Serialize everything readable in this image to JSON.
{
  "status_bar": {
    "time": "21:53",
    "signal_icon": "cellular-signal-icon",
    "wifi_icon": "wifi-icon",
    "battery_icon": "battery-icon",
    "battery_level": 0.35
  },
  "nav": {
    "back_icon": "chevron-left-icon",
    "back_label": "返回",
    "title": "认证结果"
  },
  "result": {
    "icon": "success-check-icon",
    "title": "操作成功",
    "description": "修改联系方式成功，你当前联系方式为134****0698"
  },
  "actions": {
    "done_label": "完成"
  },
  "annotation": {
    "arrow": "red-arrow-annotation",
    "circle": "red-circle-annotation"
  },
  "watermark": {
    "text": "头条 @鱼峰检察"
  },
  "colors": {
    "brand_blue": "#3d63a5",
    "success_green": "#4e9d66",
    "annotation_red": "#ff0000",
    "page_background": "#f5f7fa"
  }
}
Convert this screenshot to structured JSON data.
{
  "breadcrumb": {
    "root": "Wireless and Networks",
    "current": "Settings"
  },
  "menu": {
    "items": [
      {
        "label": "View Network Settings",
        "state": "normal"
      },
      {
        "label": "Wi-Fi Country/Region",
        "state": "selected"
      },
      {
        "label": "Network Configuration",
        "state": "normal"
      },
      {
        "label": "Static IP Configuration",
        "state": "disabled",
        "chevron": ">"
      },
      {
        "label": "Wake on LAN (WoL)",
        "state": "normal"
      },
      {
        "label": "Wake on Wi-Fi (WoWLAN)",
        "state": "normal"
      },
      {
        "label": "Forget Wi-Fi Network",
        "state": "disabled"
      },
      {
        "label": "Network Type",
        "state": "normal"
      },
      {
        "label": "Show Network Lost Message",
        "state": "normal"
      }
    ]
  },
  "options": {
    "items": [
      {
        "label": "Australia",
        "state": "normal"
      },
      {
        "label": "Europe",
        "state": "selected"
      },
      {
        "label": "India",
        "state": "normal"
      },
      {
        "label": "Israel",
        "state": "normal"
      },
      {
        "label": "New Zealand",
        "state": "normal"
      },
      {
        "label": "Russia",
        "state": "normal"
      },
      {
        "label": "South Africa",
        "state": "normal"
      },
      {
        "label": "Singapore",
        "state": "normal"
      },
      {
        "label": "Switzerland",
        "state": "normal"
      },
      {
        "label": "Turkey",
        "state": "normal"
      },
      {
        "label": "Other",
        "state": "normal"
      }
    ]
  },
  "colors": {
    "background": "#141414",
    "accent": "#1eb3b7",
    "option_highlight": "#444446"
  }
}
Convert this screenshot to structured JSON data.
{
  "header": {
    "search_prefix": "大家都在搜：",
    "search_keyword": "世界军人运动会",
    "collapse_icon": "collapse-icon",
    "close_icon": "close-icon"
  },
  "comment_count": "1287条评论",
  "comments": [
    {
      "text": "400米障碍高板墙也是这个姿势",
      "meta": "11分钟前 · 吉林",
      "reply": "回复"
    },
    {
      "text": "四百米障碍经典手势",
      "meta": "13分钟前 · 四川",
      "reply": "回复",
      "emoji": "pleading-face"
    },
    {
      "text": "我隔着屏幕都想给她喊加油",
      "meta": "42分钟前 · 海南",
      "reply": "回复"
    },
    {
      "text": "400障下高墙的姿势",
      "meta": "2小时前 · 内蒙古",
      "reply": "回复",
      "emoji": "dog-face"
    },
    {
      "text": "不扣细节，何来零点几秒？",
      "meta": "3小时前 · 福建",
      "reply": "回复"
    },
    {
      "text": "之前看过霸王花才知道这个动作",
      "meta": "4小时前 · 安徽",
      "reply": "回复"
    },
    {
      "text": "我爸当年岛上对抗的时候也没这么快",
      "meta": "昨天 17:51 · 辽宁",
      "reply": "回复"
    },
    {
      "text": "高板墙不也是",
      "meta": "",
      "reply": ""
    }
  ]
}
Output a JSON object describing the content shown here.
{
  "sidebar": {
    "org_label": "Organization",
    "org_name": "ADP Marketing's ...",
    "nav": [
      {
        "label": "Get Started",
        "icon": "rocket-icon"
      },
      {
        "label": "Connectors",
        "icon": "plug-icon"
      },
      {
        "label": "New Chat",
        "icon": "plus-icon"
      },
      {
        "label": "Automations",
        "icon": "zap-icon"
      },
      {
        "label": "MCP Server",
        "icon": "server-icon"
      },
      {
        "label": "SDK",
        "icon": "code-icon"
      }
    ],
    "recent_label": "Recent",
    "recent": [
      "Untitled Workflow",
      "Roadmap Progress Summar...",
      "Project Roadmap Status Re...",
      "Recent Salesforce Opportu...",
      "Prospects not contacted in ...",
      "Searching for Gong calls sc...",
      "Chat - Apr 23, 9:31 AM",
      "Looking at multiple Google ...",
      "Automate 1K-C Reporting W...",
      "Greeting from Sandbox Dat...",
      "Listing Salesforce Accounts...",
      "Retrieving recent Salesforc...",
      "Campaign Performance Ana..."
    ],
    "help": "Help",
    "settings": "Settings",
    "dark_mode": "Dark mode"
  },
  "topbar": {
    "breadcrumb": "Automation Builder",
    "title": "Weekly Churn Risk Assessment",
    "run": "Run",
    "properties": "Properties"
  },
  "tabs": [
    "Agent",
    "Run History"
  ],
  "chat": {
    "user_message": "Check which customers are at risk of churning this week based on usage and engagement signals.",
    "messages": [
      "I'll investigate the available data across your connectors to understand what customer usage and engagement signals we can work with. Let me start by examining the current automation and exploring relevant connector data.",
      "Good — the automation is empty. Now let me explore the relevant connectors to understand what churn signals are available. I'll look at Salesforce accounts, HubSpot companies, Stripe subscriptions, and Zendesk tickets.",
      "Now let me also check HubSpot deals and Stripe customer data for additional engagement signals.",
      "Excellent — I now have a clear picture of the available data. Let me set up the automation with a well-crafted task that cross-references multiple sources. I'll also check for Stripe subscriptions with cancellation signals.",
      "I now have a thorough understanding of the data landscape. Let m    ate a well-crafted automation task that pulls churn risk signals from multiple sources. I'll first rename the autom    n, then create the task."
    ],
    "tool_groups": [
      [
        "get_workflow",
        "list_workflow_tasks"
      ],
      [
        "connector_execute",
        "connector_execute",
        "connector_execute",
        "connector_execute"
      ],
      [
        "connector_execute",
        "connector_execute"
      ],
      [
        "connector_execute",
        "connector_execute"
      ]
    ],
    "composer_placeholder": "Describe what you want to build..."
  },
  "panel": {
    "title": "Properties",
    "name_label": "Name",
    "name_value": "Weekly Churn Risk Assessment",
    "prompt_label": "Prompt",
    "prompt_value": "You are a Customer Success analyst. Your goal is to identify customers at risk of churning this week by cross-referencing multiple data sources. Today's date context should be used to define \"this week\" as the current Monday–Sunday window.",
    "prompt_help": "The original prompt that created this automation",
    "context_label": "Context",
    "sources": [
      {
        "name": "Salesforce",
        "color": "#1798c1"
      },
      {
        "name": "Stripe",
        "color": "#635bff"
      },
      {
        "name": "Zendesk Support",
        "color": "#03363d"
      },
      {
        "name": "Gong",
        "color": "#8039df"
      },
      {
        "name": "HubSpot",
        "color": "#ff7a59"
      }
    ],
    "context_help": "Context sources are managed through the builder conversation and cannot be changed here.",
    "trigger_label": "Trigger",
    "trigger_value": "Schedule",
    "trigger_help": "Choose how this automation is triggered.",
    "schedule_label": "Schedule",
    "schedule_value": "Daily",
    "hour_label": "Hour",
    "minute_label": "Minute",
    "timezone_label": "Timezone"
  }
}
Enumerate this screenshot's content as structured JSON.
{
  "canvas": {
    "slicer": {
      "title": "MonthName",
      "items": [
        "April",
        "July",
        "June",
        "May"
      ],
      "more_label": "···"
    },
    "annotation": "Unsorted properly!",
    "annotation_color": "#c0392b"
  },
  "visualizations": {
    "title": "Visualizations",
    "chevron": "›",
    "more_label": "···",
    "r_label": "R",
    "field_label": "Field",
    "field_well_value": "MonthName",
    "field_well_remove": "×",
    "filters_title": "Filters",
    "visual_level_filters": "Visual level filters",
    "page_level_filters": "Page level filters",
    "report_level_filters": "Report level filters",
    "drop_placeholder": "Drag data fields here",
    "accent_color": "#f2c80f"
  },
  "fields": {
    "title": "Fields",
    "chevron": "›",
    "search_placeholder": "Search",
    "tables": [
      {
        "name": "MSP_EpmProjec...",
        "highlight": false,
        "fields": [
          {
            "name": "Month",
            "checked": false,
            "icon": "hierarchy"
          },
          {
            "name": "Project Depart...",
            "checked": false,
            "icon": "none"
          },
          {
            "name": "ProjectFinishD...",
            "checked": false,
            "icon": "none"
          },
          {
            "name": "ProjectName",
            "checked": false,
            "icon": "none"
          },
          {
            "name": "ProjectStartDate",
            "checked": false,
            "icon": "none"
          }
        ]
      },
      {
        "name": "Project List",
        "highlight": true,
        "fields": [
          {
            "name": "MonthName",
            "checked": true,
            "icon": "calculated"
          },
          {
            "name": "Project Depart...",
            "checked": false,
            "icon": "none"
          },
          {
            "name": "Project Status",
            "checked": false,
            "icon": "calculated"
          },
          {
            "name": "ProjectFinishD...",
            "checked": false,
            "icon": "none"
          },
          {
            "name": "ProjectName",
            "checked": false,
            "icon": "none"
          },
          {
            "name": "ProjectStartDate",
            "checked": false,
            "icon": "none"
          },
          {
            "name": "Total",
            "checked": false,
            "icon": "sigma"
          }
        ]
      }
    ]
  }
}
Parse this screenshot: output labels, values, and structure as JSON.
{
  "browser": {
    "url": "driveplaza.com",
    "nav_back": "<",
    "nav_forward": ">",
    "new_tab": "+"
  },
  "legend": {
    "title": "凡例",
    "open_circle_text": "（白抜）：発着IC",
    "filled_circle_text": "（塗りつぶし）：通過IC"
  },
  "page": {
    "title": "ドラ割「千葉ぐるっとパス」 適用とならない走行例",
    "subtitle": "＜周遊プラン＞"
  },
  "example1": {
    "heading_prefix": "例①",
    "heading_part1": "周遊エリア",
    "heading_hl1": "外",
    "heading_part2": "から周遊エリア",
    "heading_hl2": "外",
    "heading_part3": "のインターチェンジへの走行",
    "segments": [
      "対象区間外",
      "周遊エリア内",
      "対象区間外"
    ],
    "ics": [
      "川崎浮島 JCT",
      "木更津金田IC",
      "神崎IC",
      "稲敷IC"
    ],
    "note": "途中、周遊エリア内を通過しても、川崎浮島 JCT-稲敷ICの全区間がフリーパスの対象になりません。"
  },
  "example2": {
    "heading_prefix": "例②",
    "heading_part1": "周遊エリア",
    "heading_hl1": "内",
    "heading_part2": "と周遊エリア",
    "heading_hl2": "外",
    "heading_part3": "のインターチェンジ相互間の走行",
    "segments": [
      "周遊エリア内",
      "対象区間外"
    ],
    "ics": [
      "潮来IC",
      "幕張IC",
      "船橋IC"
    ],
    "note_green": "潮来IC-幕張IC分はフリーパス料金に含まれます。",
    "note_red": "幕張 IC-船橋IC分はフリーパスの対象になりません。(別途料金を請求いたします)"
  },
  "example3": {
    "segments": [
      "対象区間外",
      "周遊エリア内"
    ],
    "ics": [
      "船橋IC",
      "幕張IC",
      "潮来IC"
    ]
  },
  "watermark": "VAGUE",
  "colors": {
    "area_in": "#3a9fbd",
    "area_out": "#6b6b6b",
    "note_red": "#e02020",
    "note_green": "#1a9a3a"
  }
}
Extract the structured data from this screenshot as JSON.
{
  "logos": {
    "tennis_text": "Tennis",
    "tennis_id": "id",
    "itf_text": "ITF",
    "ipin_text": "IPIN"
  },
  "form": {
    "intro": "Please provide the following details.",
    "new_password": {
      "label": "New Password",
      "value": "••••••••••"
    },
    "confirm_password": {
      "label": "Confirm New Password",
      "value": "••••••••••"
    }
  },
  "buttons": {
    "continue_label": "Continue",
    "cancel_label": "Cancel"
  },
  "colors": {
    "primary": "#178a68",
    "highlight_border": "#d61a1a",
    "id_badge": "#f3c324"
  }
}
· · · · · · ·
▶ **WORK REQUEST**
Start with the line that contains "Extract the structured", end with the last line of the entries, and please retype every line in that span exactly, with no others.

▶ **EXERCISE RESULT**
Extract the structured data from this screenshot as JSON.
{
  "logos": {
    "tennis_text": "Tennis",
    "tennis_id": "id",
    "itf_text": "ITF",
    "ipin_text": "IPIN"
  },
  "form": {
    "intro": "Please provide the following details.",
    "new_password": {
      "label": "New Password",
      "value": "••••••••••"
    },
    "confirm_password": {
      "label": "Confirm New Password",
      "value": "••••••••••"
    }
  },
  "buttons": {
    "continue_label": "Continue",
    "cancel_label": "Cancel"
  },
  "colors": {
    "primary": "#178a68",
    "highlight_border": "#d61a1a",
    "id_badge": "#f3c324"
  }
}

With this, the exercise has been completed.